# The problem
Please write out each entry below exactly as it appears.

=-=-=-=-=

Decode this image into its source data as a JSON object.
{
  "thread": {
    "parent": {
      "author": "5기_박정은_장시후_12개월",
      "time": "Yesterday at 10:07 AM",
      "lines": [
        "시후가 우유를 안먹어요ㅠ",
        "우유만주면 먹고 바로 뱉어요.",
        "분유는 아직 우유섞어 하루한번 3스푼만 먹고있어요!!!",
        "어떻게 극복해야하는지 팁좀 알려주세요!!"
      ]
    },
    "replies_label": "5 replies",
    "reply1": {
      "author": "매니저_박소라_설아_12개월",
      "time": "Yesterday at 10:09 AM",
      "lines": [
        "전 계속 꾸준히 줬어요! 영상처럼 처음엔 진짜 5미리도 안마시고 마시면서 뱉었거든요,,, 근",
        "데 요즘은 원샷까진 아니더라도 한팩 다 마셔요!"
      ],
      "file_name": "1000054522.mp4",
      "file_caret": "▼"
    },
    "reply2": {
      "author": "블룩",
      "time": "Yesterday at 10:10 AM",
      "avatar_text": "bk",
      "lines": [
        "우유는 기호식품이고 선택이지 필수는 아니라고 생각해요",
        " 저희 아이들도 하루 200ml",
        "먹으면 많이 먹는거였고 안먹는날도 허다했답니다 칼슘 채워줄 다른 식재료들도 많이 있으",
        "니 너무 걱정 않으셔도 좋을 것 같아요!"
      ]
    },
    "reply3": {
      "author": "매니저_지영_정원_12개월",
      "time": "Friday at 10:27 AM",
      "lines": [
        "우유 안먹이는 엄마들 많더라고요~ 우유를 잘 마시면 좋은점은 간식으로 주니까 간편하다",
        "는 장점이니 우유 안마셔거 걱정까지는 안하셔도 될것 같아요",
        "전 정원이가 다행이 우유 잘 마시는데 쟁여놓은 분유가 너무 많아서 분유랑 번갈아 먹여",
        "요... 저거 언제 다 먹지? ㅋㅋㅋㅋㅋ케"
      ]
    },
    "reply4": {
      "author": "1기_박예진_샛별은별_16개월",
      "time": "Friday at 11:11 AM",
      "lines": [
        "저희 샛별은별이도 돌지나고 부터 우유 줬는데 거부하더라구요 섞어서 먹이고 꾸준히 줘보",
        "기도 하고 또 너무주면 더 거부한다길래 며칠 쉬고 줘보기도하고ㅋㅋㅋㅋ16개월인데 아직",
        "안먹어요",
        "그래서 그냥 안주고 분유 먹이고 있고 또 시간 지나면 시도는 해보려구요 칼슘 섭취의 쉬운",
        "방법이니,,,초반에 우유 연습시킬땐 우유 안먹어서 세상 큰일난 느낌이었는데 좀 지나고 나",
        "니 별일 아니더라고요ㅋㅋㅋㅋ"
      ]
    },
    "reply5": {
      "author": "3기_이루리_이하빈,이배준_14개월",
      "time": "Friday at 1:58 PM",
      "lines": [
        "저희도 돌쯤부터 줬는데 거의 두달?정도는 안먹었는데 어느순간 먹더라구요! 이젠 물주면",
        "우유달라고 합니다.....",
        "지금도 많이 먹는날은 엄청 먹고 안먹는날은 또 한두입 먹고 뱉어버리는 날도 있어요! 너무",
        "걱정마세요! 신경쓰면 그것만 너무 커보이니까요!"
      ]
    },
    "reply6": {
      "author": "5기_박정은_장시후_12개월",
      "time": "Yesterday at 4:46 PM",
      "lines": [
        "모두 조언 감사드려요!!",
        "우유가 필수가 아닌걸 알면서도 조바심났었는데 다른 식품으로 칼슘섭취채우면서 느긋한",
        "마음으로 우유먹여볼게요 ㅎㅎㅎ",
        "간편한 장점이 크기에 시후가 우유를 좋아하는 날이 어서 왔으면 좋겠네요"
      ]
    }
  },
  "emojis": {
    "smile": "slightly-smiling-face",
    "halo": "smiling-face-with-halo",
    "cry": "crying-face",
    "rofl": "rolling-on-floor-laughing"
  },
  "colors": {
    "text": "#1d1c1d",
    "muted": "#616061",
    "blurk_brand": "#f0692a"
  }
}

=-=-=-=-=

# Result for this exercise
Decode this image into its source data as a JSON object.
{
  "thread": {
    "parent": {
      "author": "5기_박정은_장시후_12개월",
      "time": "Yesterday at 10:07 AM",
      "lines": [
        "시후가 우유를 안먹어요ㅠ",
        "우유만주면 먹고 바로 뱉어요.",
        "분유는 아직 우유섞어 하루한번 3스푼만 먹고있어요!!!",
        "어떻게 극복해야하는지 팁좀 알려주세요!!"
      ]
    },
    "replies_label": "5 replies",
    "reply1": {
      "author": "매니저_박소라_설아_12개월",
      "time": "Yesterday at 10:09 AM",
      "lines": [
        "전 계속 꾸준히 줬어요! 영상처럼 처음엔 진짜 5미리도 안마시고 마시면서 뱉었거든요,,, 근",
        "데 요즘은 원샷까진 아니더라도 한팩 다 마셔요!"
      ],
      "file_name": "1000054522.mp4",
      "file_caret": "▼"
    },
    "reply2": {
      "author": "블룩",
      "time": "Yesterday at 10:10 AM",
      "avatar_text": "bk",
      "lines": [
        "우유는 기호식품이고 선택이지 필수는 아니라고 생각해요",
        " 저희 아이들도 하루 200ml",
        "먹으면 많이 먹는거였고 안먹는날도 허다했답니다 칼슘 채워줄 다른 식재료들도 많이 있으",
        "니 너무 걱정 않으셔도 좋을 것 같아요!"
      ]
    },
    "reply3": {
      "author": "매니저_지영_정원_12개월",
      "time": "Friday at 10:27 AM",
      "lines": [
        "우유 안먹이는 엄마들 많더라고요~ 우유를 잘 마시면 좋은점은 간식으로 주니까 간편하다",
        "는 장점이니 우유 안마셔거 걱정까지는 안하셔도 될것 같아요",
        "전 정원이가 다행이 우유 잘 마시는데 쟁여놓은 분유가 너무 많아서 분유랑 번갈아 먹여",
        "요... 저거 언제 다 먹지? ㅋㅋㅋㅋㅋ케"
      ]
    },
    "reply4": {
      "author": "1기_박예진_샛별은별_16개월",
      "time": "Friday at 11:11 AM",
      "lines": [
        "저희 샛별은별이도 돌지나고 부터 우유 줬는데 거부하더라구요 섞어서 먹이고 꾸준히 줘보",
        "기도 하고 또 너무주면 더 거부한다길래 며칠 쉬고 줘보기도하고ㅋㅋㅋㅋ16개월인데 아직",
        "안먹어요",
        "그래서 그냥 안주고 분유 먹이고 있고 또 시간 지나면 시도는 해보려구요 칼슘 섭취의 쉬운",
        "방법이니,,,초반에 우유 연습시킬땐 우유 안먹어서 세상 큰일난 느낌이었는데 좀 지나고 나",
        "니 별일 아니더라고요ㅋㅋㅋㅋ"
      ]
    },
    "reply5": {
      "author": "3기_이루리_이하빈,이배준_14개월",
      "time": "Friday at 1:58 PM",
      "lines": [
        "저희도 돌쯤부터 줬는데 거의 두달?정도는 안먹었는데 어느순간 먹더라구요! 이젠 물주면",
        "우유달라고 합니다.....",
        "지금도 많이 먹는날은 엄청 먹고 안먹는날은 또 한두입 먹고 뱉어버리는 날도 있어요! 너무",
        "걱정마세요! 신경쓰면 그것만 너무 커보이니까요!"
      ]
    },
    "reply6": {
      "author": "5기_박정은_장시후_12개월",
      "time": "Yesterday at 4:46 PM",
      "lines": [
        "모두 조언 감사드려요!!",
        "우유가 필수가 아닌걸 알면서도 조바심났었는데 다른 식품으로 칼슘섭취채우면서 느긋한",
        "마음으로 우유먹여볼게요 ㅎㅎㅎ",
        "간편한 장점이 크기에 시후가 우유를 좋아하는 날이 어서 왔으면 좋겠네요"
      ]
    }
  },
  "emojis": {
    "smile": "slightly-smiling-face",
    "halo": "smiling-face-with-halo",
    "cry": "crying-face",
    "rofl": "rolling-on-floor-laughing"
  },
  "colors": {
    "text": "#1d1c1d",
    "muted": "#616061",
    "blurk_brand": "#f0692a"
  }
}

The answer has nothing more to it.